Wordtracker's Link Builder tool automates a similar process to Patrick's. With Link Builder you can enter a keyword and it will return the inbound links to the top 10 ranking URLs (and their domains). Link Builder will then prioritize these link prospects and categorize them into blogs, trusted sites, directories, social media and more. Try Link Builder for free for 7 days here.
When link building it’s important not to waste time on trying to get links that are not easy to replicate. It can be very difficult to get the golden links that competitors have. So when link prospecting, it is important to think about why each link is given.
Is the competitor’s link a paid link? Is it a partner link? Did the company sponsor a trade show or event, etc? Certain links obtained from ‘special relationships’ should be discounted as targets.
4) Build brand authority with ‘your brand’ links
When it comes to link building, the more brand links you have, the more brand authority you will have in Google. Smaller companies don’t usually have as much of a natural brand presence online as larger firms, so it can be a good idea to proactively build brand links.
(A brand link is a link containing your brand name in the anchor text (aka link text) – this might include a link that just uses your URL as the link text.)
Be prepared to do this for up to six months to help build brand authority – to catch up with top sites, a website will need a lot of natural links and a lot of brand links.
One way to build lots of brand links quickly is to run a linkbait campaign with your brand name (perhaps in the headline of the content being promoted).
So when link building for a smaller brand, first catch up on building brand links and then move onto links containing your target keywords in their link text.

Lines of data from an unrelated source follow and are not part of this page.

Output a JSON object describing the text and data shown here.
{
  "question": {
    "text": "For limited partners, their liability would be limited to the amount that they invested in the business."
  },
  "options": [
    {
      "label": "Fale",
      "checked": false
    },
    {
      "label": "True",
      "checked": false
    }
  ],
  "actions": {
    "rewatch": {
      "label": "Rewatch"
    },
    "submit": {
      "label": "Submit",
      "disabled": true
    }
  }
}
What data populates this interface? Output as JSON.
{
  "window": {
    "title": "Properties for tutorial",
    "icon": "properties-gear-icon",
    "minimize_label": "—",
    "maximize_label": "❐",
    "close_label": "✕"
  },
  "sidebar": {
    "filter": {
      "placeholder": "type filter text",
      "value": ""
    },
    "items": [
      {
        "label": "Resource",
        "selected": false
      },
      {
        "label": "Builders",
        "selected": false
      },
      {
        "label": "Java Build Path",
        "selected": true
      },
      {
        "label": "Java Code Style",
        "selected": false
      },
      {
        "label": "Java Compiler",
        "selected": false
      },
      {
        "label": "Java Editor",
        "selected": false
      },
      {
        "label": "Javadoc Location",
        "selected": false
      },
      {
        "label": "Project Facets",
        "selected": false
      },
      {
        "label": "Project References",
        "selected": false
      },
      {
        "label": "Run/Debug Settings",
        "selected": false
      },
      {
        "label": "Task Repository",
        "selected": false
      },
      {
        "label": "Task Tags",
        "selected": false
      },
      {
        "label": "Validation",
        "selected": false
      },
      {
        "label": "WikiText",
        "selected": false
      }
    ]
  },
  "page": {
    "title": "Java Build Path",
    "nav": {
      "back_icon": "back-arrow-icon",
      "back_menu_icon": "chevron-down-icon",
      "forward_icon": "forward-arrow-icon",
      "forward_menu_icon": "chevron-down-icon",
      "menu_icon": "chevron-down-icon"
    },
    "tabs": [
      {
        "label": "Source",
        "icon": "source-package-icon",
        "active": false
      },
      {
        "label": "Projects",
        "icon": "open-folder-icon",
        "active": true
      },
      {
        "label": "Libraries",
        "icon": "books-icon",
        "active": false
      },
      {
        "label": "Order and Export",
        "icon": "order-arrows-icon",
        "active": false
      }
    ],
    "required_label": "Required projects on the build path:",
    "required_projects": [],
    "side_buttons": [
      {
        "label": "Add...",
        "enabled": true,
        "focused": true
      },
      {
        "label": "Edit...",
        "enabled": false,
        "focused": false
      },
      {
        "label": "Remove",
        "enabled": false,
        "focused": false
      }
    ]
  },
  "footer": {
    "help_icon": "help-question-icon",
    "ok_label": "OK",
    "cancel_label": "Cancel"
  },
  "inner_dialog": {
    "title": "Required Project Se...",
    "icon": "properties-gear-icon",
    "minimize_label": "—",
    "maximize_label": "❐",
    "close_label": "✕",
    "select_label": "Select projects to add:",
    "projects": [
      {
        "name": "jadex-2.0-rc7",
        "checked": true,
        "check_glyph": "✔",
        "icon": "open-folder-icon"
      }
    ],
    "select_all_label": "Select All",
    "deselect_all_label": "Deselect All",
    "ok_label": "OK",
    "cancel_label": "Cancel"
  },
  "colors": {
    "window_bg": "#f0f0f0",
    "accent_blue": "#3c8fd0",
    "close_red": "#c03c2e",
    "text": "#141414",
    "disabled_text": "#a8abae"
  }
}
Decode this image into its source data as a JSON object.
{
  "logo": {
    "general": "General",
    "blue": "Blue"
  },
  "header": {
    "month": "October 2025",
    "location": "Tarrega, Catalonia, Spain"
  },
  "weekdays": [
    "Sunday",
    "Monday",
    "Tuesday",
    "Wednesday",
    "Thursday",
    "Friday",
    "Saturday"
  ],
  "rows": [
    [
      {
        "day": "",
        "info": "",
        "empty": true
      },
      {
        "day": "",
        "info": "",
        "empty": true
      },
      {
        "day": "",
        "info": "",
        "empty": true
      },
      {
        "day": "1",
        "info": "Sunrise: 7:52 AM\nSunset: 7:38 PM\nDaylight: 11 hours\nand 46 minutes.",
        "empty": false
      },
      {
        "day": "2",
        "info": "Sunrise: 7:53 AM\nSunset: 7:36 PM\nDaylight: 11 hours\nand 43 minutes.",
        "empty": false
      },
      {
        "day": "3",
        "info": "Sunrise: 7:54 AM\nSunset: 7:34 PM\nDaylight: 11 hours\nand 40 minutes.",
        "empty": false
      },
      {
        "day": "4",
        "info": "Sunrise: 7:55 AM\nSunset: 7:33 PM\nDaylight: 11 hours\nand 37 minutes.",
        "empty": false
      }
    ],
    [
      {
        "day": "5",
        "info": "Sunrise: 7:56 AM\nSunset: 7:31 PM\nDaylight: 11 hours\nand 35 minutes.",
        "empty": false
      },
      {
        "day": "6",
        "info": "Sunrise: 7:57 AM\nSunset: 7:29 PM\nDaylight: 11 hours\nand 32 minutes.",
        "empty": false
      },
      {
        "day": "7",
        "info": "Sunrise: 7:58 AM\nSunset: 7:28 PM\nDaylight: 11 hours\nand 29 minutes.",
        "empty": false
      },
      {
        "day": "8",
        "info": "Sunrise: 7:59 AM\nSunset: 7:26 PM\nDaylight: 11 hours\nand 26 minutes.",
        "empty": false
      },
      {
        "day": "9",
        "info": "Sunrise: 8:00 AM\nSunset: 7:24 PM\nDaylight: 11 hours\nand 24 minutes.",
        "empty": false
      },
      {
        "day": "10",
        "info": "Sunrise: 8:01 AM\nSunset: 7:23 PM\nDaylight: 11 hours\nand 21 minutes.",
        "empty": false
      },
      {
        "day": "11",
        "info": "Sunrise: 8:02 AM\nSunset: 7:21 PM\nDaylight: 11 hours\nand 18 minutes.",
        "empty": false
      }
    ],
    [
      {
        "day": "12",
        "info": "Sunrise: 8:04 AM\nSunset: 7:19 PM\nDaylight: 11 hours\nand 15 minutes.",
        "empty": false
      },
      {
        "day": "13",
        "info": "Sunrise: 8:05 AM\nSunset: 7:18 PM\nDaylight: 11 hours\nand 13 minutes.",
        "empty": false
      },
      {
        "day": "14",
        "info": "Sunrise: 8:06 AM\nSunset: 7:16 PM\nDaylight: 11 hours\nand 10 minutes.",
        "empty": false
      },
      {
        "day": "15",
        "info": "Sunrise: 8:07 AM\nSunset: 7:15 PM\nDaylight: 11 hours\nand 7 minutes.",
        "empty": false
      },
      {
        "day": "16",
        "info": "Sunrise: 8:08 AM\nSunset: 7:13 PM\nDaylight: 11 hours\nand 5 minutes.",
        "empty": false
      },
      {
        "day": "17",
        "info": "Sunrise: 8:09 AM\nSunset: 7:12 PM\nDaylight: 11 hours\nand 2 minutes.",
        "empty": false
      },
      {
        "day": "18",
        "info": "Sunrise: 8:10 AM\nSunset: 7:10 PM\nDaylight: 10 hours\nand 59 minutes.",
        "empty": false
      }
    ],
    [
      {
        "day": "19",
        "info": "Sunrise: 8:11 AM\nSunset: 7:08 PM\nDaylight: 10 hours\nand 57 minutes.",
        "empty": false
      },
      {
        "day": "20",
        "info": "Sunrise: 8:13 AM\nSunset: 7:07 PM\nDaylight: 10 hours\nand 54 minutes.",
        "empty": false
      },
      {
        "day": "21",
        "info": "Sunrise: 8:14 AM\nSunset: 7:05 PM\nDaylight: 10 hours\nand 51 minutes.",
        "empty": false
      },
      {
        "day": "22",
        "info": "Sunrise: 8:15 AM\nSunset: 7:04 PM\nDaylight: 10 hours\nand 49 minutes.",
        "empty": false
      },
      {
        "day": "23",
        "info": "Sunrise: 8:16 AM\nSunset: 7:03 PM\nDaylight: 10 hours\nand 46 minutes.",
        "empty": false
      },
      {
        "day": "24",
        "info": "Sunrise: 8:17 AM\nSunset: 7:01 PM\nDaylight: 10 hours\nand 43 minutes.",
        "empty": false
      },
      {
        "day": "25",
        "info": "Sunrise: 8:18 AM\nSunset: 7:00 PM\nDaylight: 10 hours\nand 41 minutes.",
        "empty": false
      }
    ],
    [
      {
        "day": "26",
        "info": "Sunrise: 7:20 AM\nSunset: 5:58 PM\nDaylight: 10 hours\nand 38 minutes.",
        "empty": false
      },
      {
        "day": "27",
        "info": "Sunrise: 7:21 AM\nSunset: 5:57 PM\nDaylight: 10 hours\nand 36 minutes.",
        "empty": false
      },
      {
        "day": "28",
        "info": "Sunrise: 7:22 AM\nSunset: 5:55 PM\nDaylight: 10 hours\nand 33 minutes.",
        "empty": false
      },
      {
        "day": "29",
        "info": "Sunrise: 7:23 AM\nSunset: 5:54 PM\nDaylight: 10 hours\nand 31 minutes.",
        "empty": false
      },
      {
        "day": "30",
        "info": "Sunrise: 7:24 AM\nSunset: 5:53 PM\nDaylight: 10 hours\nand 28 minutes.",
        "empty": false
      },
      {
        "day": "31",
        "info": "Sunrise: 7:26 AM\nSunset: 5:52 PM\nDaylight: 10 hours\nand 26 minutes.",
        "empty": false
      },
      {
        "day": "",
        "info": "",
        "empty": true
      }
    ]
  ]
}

5) Get the ‘link quality’ mix right
If you are link building, your backlink profile should look as natural as possible. See A and B charts below for examples of unnatural backlink profiles ...
If all your backlinks are only from very low PageRank pages without any higher quality links, this can look unnatural to Google. (Example A above)
Likewise, if all your links are from high PageRank websites and you don’t have many mid-to-lower quality links then this can look unnatural, too. (Example B)
Patrick suggests that the best link landscape is for most of the backlinks to be of mid-range quality. You would therefore have a few low quality links, a few high quality links and then plenty of mid-range links. (Example C)
Note: While PageRank (PR) value is used a lot in SEO as an easy way to describe site authority, it can be a little misleading. So do not be surprised if you find websites with low or even zero PR dominating rankings. As a result, link builders need to look at the volume and quality of inbound links to a website to really assess the site. A natural link profile for a website would therefore suggest that it has many links from websites who themselves have an average amount of inbound links.
6) Secure great links through content syndication
A traditional way to secure links for a website is content syndication. However, if your articles are only headed for article directories then this will probably not help much.
Often, the best returns with content are achieved by ignoring article sites and going direct to blogs who want content. And remember, scale is key because you need a lot more than one content piece a month to do this. But, if you can get lots of fresh content onto lots of blogs all linking back to you, then these links can be powerful.
So guest posting on blogs can be an effective option. Rework one or two articles into multiple unique versions and seed this to bloggers – if you can create 10 unique articles a month to go out to 10 different blogs, then over the course of a year this could net 120 quality links.
Accept that link building is a difficult task. It can take a long time to deliver. If a website is well optimized the SEOs should spend 90-99% of their time link building.
You can’t rely on natural link building to get to the top. Figure out how many brand links you need, get them and then get keyword-rich text links.
And finally, be sensible. Any links you build need to be able to pass a manual human review because, as the JC Penney story illustrates, all it takes is a major SEO blog or newspaper to ‘out’ you and you could be penalized. Then you’d be back to square one.